● Assignment: Set down the records again. Every word and mark must match exactly.

**** Working data ****

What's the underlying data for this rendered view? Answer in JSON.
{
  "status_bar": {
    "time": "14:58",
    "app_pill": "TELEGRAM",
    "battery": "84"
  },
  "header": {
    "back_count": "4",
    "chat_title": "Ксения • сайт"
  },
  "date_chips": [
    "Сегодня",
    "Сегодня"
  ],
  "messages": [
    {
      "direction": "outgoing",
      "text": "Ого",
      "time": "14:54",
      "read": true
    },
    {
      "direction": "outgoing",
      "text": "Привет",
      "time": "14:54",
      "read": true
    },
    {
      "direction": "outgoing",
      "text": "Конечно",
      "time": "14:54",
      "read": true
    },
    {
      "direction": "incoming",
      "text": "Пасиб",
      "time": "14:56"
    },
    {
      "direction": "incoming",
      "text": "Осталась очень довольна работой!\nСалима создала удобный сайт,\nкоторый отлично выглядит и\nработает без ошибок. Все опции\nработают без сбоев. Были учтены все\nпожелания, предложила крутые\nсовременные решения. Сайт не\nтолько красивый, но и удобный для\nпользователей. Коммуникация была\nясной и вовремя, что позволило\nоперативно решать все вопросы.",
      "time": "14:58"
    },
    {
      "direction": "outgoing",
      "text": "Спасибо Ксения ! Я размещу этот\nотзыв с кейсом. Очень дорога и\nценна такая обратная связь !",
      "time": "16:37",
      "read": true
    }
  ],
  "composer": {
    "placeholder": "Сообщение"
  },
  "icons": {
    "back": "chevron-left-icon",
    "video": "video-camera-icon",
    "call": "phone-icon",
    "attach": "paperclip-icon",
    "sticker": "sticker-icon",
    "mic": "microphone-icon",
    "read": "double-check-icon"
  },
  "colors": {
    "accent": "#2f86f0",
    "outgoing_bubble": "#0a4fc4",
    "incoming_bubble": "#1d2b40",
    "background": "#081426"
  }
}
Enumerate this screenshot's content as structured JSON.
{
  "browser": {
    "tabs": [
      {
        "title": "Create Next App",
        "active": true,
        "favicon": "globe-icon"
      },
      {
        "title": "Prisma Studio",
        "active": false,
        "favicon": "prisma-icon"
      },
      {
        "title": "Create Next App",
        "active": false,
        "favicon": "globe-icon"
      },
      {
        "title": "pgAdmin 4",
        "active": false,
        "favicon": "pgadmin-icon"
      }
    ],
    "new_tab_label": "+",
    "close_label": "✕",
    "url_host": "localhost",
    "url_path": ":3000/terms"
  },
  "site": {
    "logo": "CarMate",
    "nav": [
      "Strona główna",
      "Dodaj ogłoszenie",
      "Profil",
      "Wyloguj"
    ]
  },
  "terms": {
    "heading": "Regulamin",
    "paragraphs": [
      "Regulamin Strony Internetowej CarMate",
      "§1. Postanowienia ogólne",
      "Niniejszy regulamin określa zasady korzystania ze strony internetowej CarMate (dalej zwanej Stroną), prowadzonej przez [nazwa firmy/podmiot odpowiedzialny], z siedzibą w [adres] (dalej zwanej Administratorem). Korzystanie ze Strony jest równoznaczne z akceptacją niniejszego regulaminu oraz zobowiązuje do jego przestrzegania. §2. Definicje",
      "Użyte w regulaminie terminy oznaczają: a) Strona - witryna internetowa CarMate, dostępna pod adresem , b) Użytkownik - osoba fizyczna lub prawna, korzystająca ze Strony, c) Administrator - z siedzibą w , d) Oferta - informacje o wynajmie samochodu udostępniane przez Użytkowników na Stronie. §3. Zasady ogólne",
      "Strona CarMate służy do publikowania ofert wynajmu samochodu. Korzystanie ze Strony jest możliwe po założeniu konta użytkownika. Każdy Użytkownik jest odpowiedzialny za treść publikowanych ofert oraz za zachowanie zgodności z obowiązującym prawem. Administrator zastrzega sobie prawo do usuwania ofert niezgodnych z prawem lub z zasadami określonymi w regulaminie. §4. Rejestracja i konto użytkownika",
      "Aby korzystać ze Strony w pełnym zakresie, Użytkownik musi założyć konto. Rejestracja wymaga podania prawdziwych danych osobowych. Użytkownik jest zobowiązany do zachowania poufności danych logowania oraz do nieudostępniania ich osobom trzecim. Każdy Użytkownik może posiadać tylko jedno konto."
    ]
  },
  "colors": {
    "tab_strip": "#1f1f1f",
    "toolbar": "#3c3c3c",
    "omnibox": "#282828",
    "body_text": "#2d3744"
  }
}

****

● Task output:
What's the underlying data for this rendered view? Answer in JSON.
{
  "status_bar": {
    "time": "14:58",
    "app_pill": "TELEGRAM",
    "battery": "84"
  },
  "header": {
    "back_count": "4",
    "chat_title": "Ксения • сайт"
  },
  "date_chips": [
    "Сегодня",
    "Сегодня"
  ],
  "messages": [
    {
      "direction": "outgoing",
      "text": "Ого",
      "time": "14:54",
      "read": true
    },
    {
      "direction": "outgoing",
      "text": "Привет",
      "time": "14:54",
      "read": true
    },
    {
      "direction": "outgoing",
      "text": "Конечно",
      "time": "14:54",
      "read": true
    },
    {
      "direction": "incoming",
      "text": "Пасиб",
      "time": "14:56"
    },
    {
      "direction": "incoming",
      "text": "Осталась очень довольна работой!\nСалима создала удобный сайт,\nкоторый отлично выглядит и\nработает без ошибок. Все опции\nработают без сбоев. Были учтены все\nпожелания, предложила крутые\nсовременные решения. Сайт не\nтолько красивый, но и удобный для\nпользователей. Коммуникация была\nясной и вовремя, что позволило\nоперативно решать все вопросы.",
      "time": "14:58"
    },
    {
      "direction": "outgoing",
      "text": "Спасибо Ксения ! Я размещу этот\nотзыв с кейсом. Очень дорога и\nценна такая обратная связь !",
      "time": "16:37",
      "read": true
    }
  ],
  "composer": {
    "placeholder": "Сообщение"
  },
  "icons": {
    "back": "chevron-left-icon",
    "video": "video-camera-icon",
    "call": "phone-icon",
    "attach": "paperclip-icon",
    "sticker": "sticker-icon",
    "mic": "microphone-icon",
    "read": "double-check-icon"
  },
  "colors": {
    "accent": "#2f86f0",
    "outgoing_bubble": "#0a4fc4",
    "incoming_bubble": "#1d2b40",
    "background": "#081426"
  }
}
Enumerate this screenshot's content as structured JSON.
{
  "browser": {
    "tabs": [
      {
        "title": "Create Next App",
        "active": true,
        "favicon": "globe-icon"
      },
      {
        "title": "Prisma Studio",
        "active": false,
        "favicon": "prisma-icon"
      },
      {
        "title": "Create Next App",
        "active": false,
        "favicon": "globe-icon"
      },
      {
        "title": "pgAdmin 4",
        "active": false,
        "favicon": "pgadmin-icon"
      }
    ],
    "new_tab_label": "+",
    "close_label": "✕",
    "url_host": "localhost",
    "url_path": ":3000/terms"
  },
  "site": {
    "logo": "CarMate",
    "nav": [
      "Strona główna",
      "Dodaj ogłoszenie",
      "Profil",
      "Wyloguj"
    ]
  },
  "terms": {
    "heading": "Regulamin",
    "paragraphs": [
      "Regulamin Strony Internetowej CarMate",
      "§1. Postanowienia ogólne",
      "Niniejszy regulamin określa zasady korzystania ze strony internetowej CarMate (dalej zwanej Stroną), prowadzonej przez [nazwa firmy/podmiot odpowiedzialny], z siedzibą w [adres] (dalej zwanej Administratorem). Korzystanie ze Strony jest równoznaczne z akceptacją niniejszego regulaminu oraz zobowiązuje do jego przestrzegania. §2. Definicje",
      "Użyte w regulaminie terminy oznaczają: a) Strona - witryna internetowa CarMate, dostępna pod adresem , b) Użytkownik - osoba fizyczna lub prawna, korzystająca ze Strony, c) Administrator - z siedzibą w , d) Oferta - informacje o wynajmie samochodu udostępniane przez Użytkowników na Stronie. §3. Zasady ogólne",
      "Strona CarMate służy do publikowania ofert wynajmu samochodu. Korzystanie ze Strony jest możliwe po założeniu konta użytkownika. Każdy Użytkownik jest odpowiedzialny za treść publikowanych ofert oraz za zachowanie zgodności z obowiązującym prawem. Administrator zastrzega sobie prawo do usuwania ofert niezgodnych z prawem lub z zasadami określonymi w regulaminie. §4. Rejestracja i konto użytkownika",
      "Aby korzystać ze Strony w pełnym zakresie, Użytkownik musi założyć konto. Rejestracja wymaga podania prawdziwych danych osobowych. Użytkownik jest zobowiązany do zachowania poufności danych logowania oraz do nieudostępniania ich osobom trzecim. Każdy Użytkownik może posiadać tylko jedno konto."
    ]
  },
  "colors": {
    "tab_strip": "#1f1f1f",
    "toolbar": "#3c3c3c",
    "omnibox": "#282828",
    "body_text": "#2d3744"
  }
}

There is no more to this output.